Local Parents Help Crossing Guard Cross Off A Bucket List Item—Attending the World Series
MLB fan 'Mr. Jeff' is revered for serving as a 'positive force' in the community.
Just before 8:30 this morning, a gaggle of parents and kids gathered at an intersection near Nottingham Elementary, seemingly meeting up for the short walk to school. But within minutes, the small gathering swelled to several dozen people, some hoisting signs and several sporting crimson Washington Nationals hats.
“I want to go with the crossing guard to the World Series,” one boy says.
What began a few days ago with a simple hand-drawn sign posted by a crossing guard, known as “Mr. Jeff,” soon became a call-to-action for members of the school community.
Rachel Sullivan, a Nottingham parent, snapped a photo of the sign last week and posted it to a school-related Facebook group. Another parent, Colleen Wright, soon created a Google form parents could use to pledge donations and posted it to the social network on Monday night. By Wednesay morning, Wright had raised more than $2,400.
“This brings tears to my eyes,” a mom in the crowd says.
It’s now 8:38, and a few peace signs go up to hush the throng. Wright explains that Mr. Jeff has no clue what’s about to happen and that parents and children alike must stay quiet until he’s handed the tickets. And then we’re off, power-walking in a pack toward the unsuspecting recipient.
Jeff Covel, named one of Virginia’s Most Outstanding Crossing Guards in 2014, cheerfully greets families each day (mine included) as they hurry through the morning rush. The Arlington resident is a Nats fan, he says, but otherwise continues rooting for the Red Sox he has supported since growing up in his native Massachusetts. Last week, when the Nationals won the NLCS championship and clinched their spot in the World Series, his daughter reminded him that attending the World Series had always been on his bucket list. He promptly made a sign, forged with masking tape, and posted it near his crosswalk when he was on duty.
Covel’s friendliness has made an impression on several Nottingham parents. Though Sullivan was away on a work trip and couldn’t attend the ticket hand-off this morning, the mom who walks her two sons to school each day shared her thoughts with us via email.
As the now sizeable crowd sprinkled with dogs and strollers approaches Covel, he likely knows something is up. With a brief speech, Wright hands him the tickets, and Covel embraces her with one hand, still wielding the stop sign in the other. He’s got a mini Screech tucked into his uniform and thanks the crowd, which erupts with a “Go Nats! Go Nats!” chant.

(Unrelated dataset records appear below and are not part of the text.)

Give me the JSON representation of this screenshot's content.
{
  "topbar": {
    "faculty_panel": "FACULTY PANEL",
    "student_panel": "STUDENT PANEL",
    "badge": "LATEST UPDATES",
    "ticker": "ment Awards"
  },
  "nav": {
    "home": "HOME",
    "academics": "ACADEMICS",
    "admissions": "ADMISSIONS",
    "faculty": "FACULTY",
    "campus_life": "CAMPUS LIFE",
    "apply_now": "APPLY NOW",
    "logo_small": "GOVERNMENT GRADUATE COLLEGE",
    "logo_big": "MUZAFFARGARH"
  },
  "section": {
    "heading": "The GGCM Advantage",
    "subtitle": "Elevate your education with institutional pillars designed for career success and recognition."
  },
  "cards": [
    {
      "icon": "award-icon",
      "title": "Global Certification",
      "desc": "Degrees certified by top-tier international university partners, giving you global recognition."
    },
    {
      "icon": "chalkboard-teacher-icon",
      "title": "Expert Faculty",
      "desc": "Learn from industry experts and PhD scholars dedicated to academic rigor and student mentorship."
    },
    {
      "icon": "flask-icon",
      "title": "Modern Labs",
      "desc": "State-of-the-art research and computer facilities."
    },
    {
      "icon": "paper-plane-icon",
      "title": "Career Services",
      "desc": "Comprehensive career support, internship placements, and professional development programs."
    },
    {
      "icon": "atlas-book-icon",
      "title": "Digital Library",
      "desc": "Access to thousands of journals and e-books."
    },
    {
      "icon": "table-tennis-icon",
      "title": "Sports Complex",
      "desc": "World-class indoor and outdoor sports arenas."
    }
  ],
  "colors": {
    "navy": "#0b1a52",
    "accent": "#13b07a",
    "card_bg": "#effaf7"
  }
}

“We’ll try to bring home a W in the World Series,” he says, before adding “[now] we don’t want anybody late for school.”
A few feet away, Nottingham’s principal and assistant principal stand among the dozens of observers, many brandishing cell phones.
“It’s like a faith-in-humanity kind of thing, and I think it’s really serendipitous that it happens on Unity Day, which is our big push for anti-bullying and for kindness and inclusivity,” says Principal Eileen Gardner. “It’s a perfect message on a perfect day.”